# [Required work]
Read through the material below and find each line that has the word "állomások"; copy it.

# [Entries provided]

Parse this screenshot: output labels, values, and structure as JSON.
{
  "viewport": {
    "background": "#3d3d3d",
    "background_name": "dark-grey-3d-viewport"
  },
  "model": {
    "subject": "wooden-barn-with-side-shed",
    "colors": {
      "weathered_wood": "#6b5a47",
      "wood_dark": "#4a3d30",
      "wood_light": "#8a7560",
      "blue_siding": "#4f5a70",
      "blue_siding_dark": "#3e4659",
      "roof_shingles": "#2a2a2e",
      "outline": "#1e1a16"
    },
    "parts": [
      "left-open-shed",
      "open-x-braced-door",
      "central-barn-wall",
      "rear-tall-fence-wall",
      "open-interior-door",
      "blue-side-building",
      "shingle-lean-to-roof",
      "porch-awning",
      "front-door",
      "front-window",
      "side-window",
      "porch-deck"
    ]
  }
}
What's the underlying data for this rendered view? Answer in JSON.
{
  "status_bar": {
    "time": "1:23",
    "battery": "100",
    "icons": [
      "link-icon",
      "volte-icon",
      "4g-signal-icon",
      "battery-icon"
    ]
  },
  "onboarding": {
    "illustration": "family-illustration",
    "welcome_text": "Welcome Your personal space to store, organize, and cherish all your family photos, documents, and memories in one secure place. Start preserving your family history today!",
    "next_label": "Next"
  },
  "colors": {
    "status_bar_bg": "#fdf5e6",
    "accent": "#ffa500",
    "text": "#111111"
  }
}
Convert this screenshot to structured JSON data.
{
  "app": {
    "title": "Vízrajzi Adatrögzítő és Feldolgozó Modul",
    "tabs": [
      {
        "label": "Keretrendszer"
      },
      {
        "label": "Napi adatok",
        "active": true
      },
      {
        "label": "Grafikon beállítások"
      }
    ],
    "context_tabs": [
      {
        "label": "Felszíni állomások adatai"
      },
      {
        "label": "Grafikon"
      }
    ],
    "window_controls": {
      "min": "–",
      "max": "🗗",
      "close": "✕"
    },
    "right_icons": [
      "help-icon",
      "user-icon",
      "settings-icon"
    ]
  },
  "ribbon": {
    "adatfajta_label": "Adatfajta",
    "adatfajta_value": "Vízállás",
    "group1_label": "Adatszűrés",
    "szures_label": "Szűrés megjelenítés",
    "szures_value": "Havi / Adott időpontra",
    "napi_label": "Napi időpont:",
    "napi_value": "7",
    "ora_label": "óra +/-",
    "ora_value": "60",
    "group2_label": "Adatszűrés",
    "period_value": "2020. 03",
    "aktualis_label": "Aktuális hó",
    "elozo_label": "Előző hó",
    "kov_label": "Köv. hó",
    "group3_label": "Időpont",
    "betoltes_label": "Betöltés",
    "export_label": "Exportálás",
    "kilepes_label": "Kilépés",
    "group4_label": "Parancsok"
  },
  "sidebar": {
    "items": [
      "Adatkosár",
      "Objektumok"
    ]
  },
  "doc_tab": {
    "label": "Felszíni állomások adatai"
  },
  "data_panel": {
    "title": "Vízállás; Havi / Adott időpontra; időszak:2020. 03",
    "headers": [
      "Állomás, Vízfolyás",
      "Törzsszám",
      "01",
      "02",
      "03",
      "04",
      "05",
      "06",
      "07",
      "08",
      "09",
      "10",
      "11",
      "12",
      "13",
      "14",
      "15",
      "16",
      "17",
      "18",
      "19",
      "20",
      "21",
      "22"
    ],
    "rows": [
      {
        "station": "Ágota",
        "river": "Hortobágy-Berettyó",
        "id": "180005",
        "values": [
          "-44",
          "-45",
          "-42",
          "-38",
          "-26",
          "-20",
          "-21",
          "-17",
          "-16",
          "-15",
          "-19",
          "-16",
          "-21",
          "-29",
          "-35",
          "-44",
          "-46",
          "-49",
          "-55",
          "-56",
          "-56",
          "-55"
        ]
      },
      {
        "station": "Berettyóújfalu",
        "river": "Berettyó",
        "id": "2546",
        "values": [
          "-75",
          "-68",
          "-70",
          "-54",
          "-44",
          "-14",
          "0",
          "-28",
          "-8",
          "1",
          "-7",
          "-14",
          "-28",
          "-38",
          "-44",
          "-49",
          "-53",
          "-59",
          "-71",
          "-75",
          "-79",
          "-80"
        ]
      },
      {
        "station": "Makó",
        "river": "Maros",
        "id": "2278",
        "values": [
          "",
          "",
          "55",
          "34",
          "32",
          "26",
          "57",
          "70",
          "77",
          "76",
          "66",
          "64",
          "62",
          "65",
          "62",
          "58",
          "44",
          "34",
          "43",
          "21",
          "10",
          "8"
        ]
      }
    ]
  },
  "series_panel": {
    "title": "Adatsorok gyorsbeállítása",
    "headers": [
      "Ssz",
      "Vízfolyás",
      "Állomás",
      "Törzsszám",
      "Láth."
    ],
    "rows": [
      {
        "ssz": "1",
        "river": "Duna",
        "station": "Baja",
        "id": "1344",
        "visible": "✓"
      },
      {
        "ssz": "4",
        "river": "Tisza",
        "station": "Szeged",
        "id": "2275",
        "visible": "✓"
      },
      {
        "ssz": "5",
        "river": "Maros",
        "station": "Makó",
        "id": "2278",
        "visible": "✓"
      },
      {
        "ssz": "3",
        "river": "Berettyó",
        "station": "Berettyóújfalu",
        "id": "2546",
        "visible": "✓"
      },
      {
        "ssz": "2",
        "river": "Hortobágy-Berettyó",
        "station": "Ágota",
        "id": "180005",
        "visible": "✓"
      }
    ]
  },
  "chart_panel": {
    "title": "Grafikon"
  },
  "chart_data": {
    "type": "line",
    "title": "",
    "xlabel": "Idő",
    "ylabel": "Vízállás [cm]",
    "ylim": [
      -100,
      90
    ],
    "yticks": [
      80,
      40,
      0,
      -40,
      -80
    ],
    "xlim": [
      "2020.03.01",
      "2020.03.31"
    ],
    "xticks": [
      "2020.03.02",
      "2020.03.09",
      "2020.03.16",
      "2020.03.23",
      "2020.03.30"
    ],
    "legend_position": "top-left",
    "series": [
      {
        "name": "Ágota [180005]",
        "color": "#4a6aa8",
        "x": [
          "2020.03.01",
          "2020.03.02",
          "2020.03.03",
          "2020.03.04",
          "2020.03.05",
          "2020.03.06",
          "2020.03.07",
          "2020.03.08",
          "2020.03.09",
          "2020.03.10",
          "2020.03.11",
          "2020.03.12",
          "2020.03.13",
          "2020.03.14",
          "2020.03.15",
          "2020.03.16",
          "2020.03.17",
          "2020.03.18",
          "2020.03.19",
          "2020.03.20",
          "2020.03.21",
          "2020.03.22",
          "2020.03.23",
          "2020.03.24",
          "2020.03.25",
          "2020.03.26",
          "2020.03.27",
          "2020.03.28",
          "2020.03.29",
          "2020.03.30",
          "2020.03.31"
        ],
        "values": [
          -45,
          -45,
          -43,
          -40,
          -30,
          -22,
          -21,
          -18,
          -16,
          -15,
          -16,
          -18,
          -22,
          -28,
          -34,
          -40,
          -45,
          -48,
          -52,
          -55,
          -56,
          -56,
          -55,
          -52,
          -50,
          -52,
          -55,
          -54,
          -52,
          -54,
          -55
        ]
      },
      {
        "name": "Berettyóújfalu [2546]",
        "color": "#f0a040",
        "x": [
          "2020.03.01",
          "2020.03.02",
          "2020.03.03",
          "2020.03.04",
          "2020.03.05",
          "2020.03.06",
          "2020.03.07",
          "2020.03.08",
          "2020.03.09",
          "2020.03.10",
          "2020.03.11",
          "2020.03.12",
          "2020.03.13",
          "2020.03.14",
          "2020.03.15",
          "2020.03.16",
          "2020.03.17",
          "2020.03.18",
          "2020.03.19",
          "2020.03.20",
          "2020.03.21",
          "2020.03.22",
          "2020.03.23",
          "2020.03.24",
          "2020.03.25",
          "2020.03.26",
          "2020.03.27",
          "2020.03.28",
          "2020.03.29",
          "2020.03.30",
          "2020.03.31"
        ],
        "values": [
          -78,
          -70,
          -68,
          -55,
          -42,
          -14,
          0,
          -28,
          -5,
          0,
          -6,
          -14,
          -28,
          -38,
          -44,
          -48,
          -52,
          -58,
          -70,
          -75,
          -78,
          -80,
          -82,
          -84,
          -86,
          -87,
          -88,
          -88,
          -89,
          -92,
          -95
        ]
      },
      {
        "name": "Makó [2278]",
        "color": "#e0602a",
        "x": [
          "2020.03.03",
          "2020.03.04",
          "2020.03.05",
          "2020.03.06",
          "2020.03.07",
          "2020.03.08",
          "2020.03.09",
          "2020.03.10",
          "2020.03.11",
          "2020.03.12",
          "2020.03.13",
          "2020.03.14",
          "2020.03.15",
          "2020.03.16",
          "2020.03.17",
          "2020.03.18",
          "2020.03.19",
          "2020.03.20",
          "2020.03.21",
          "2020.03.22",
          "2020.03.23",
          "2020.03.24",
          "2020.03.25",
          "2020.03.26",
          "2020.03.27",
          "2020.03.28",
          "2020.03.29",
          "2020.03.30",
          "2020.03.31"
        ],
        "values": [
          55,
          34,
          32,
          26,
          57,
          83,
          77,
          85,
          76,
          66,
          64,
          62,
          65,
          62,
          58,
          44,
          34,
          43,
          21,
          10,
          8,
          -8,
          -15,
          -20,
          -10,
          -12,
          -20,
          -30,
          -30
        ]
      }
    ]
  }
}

# [Answer space]
        "label": "Felszíni állomások adatai"
    "label": "Felszíni állomások adatai"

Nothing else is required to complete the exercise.